Two trolley museums outside New York City have incredible pieces of history from 9/11 – the last cars from the PATH train that was trapped beneath the World Trade Center after the Twin Towers fell. Both were in the 9/11 hangar at JFK Airport and were donated to the Shore Line Trolley Museum in East Haven, Connecticut and the Kingston Trolley Museum in the Hudson Valley in 2015. Both are on view already and both museums will have special events, opening up PATH train Car 745 for the first time to the public on September 11th next month.
Last night, the new retractable roof on the Arthur Ashe Stadium at the U.S. Open Tennis Championships made its first closure and Untapped Cities contributor and photographer Steven Wu made a time lapse video of the event. He tells us that in real time, it took 5 minutes and 35 seconds which is collapsed into 15 seconds in the video.
Rendering of New York Wheel on Staten Island. Renderings by S9 Architecture/Perkins Eastman.

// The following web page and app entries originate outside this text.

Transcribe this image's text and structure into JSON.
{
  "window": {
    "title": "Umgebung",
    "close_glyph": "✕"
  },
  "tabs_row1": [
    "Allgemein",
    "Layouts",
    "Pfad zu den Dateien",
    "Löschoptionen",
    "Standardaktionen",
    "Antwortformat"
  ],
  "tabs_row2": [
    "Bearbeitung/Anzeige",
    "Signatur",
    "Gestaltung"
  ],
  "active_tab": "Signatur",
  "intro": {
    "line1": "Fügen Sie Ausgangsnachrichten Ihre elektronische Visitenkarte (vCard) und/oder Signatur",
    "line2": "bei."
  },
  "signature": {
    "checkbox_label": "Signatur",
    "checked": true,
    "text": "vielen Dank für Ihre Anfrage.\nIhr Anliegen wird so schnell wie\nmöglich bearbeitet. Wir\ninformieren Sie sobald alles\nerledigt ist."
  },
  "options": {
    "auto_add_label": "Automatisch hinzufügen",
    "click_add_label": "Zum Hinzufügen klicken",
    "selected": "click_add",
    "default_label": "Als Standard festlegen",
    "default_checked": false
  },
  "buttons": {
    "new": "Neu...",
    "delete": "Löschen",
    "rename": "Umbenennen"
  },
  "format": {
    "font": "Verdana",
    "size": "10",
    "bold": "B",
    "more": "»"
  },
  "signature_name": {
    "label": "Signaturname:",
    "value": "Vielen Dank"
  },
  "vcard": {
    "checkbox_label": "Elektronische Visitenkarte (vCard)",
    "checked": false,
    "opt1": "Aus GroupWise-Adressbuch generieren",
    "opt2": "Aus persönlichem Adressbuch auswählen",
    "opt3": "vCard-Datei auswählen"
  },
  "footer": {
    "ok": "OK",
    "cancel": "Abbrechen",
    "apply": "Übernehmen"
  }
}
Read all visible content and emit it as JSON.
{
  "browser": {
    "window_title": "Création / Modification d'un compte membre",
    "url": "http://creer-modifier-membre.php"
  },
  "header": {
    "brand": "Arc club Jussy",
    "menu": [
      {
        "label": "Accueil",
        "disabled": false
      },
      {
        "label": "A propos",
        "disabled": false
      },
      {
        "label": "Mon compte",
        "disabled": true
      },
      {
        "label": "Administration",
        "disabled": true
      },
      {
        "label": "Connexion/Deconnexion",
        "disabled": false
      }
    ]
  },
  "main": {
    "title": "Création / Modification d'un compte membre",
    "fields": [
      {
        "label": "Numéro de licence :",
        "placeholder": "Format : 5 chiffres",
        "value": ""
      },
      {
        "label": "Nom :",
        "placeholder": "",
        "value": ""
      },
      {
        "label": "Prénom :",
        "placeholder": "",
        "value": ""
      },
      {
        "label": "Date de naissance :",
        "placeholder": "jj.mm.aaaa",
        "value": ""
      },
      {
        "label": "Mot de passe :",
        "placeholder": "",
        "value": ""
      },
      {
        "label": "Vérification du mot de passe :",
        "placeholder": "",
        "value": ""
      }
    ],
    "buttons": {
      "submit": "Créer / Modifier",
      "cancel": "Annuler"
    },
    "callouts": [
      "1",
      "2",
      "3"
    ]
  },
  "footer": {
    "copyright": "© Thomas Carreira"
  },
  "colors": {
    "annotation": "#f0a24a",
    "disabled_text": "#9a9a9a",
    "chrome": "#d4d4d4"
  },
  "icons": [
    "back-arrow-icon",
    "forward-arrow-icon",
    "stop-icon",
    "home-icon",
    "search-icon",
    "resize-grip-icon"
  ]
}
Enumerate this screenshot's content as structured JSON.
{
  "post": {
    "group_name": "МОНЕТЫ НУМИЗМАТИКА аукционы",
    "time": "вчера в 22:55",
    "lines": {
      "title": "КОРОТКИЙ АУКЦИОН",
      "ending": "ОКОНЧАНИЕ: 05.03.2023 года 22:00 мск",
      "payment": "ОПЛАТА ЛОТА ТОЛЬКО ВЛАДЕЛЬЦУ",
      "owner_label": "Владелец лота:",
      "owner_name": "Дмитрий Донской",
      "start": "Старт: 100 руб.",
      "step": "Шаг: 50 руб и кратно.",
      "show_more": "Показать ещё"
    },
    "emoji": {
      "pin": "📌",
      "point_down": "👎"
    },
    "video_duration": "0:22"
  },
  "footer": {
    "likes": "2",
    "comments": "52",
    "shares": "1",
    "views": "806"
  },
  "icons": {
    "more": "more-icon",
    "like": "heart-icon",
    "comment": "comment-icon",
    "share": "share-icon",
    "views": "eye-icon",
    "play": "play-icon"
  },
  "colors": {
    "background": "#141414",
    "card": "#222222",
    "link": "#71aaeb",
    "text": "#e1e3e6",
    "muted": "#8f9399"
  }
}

There’s one word that describes the development projects underway on the St. George Waterfront in Staten Island: ambitious. Last week, we took a tour of the construction site for the New York Wheel and Empire Outlets with the architects and developers in charge of the project. The two projects alone constitute $1.2 billion in investment, and are joined by additional projects underway at Lighthouse Point, Flagship Brewery, Snug Harbor Cultural Center, and other institutional organizations along Staten Island’s north shore.
Morningside Park is experiencing something of a renaissance in recent years, with booming real estate in Morningside Heights and Harlem surrounding it. The picturesque park seems to have it all – grand landscapes, practical outdoor amenities, landmarked architecture, and commanding views.
Today, we’ll go through some of the most fun secrets and fun facts we came across while researching for a talk we gave with the Design Trust for Public Space inside Morningside Park last week.
1939 World’s Fair. Photo via NYPL.
The 1939 World’s Fair was a hopeful moment amidst of sea of international political turmoil, just before the start of World War II. Its theme, “Building the World of Tomorrow,” encapsulated the scale and scope of what the organizers intended. It was the largest of any international fair that came before it, measured in terms of visitors, size, cost, and other factors, and featured the participation of not only countries (60 of them) but also international corporations like General Motors, Wonder Bread, IBM and more.
The remnants of the 1964 World’s Fair in Flushing Meadows-Corona Park are readily apparent, but those from the 1939 World’s Fair require quite a bit more digging. From 1964, the most notable holdouts include Philip Johnson’s New York State Pavilion (the subject of much controversy and rehabilitation efforts), the Unisphere, various buildings like the the space-age looking building, Terrace on the Park, and numerous sculptures.
Here are ten remnants from the 1939 World’s Fair, uncovered and researched on request by one of Untapped Cities’ readers!
Earlier this year, we wrote an article about the subway line that ran just for the 1939 World’s Fair and a reader commented that he had a model of the subway car and wanted to know more about it. Looking at the photographs he sent, the reader’s model actually appears to be the subway cars used for the 1964 World’s Fair, which were painted an aqua blue color in line with the branding for the event. His subway cars are the R33 WF (World’s Fair) model, of which 430 were commissioned for the event.